Catfish Blues


Spend enough time on America’s highways and sooner or later you’ll see a U-Haul trailer with a couple of healthy-looking catfish plastered on the side announcing, “Belzoni, Mississippi – The Catfish Capitol of the World!” U-Haul does a great job with this mobile-marketing campaign. The various cities and attractions they highlight instantly catch the eye, fixate the product and company in the public eye and provide a nice, albeit brief, distraction for drivers battling white line fever. And one of these days I’ve got to call up their PR Department and find out how – and why – they decided to call out the little town of Belzoni.

Last (blog) time around, I told about finding my grandfather’s old trucks out in the woods behind his old farmhouse and barn. The house, off Luster Road, is technically in hamlet called Gooden Lake. Only Gooden Lake hasn’t been much more than a name on a map since World War II. Belzoni – about 15 miles away – is the “big” town nearby: Unless you feel like setting out for Yazoo City or Greenwood.

This is hallow ground in music circles: Rolling Fork, where Muddy Waters was born and raised, is about 12 miles away. And a young B.B King wrecked a tractor in a ditch along Highway 7 near Itta Bina and cut out for Chicago instead of face the plantation-owner’s wrath.

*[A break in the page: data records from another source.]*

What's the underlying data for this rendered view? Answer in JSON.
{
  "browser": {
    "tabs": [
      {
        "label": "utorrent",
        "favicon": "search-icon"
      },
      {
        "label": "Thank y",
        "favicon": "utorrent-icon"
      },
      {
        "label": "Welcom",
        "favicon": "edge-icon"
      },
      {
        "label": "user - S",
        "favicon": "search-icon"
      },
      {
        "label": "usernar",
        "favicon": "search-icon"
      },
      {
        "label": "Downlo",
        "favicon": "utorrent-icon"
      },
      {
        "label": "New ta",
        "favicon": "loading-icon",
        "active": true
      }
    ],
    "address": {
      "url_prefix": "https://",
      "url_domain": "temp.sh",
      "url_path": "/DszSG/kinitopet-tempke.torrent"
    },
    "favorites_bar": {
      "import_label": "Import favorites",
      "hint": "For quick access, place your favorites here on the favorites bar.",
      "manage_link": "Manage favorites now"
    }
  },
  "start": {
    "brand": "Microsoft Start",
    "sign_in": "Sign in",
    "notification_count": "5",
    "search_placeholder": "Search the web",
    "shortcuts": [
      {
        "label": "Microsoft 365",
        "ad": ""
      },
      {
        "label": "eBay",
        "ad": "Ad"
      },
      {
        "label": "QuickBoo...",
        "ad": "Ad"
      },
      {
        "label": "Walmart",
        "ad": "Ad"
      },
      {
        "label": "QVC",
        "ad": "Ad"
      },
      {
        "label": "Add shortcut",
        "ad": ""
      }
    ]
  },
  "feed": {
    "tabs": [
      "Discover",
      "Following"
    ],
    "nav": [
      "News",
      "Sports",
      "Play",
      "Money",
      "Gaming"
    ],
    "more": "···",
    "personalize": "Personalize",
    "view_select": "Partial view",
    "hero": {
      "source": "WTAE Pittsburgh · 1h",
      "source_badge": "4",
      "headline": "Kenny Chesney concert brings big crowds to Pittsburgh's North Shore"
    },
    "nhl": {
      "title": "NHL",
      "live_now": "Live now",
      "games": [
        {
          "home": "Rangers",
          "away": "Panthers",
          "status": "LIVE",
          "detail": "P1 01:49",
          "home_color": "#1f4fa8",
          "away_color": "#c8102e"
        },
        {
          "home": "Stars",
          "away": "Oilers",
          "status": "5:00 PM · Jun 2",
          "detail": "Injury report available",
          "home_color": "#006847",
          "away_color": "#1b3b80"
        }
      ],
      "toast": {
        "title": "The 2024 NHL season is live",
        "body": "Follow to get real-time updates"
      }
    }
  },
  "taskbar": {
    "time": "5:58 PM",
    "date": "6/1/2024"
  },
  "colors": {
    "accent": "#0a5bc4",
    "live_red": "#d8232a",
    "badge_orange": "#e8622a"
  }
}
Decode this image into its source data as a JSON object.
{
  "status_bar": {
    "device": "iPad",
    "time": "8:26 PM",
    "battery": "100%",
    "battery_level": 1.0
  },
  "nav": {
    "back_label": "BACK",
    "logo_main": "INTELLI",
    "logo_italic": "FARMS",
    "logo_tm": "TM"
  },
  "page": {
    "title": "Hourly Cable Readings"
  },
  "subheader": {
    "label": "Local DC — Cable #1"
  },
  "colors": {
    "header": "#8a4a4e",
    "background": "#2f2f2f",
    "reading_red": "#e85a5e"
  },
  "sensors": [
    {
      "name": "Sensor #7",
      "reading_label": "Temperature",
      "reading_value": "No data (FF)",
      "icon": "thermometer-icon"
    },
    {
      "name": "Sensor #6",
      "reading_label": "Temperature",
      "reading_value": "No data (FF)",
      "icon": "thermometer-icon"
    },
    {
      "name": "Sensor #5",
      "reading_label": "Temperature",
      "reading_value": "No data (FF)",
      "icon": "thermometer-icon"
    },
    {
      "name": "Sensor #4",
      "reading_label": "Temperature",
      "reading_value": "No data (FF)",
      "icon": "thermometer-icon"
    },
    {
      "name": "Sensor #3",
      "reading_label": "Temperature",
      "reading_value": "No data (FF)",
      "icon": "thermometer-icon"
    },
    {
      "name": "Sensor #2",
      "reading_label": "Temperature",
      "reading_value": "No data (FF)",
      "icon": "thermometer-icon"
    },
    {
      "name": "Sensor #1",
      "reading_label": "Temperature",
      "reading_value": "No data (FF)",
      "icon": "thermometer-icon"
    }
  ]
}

A bit further up the highway near Morgan City – a mere four miles from my Aunt Mibbie’s house — is the little Mt. Zion Baptist Church, which has a marker for Robert Johnson in its graveyard. Robert may be in that graveyard. Or not. Nobody’s really sure. He was killed in a little juke joint on the highway there – mostly likely fed poisoned whiskey by a jealous husband. Since everybody knew Robert had sold his soul to the devil down at the crossroads in return for playing demon guitar, the preacher wouldn’t allow him to be buried in the churchyard: So he got an unmarked grave and was probably lucky to get that. Two or three other churches nearby say they’ve actually got Robert in their ground. But Columbia Records thought enough of Mt. Zion’s claim to put the marker in the cemetery.

It’s not an easy place to find – although I’ve driven past it my entire life. One of my cousins had to show it to me. But the marker is adorned with whiskey bottles, guitar picks and coins from all around the world, left by Blues enthusiasts who come to the middle of nowhere to pay their respects.

This is heady stuff. But, sadly, Belzoni came up short when it comes to famous Blues musicians. They were all around the little town. All those old guys probably played there, stayed there and partied there. But Rolling Fork, Clarksdale and get all the glory. But, then again, you can be just about anywhere in the country today and catch a nod to Belzoni and its catfish ponds on those little orange-and-white trailers. And that’s something, I guess.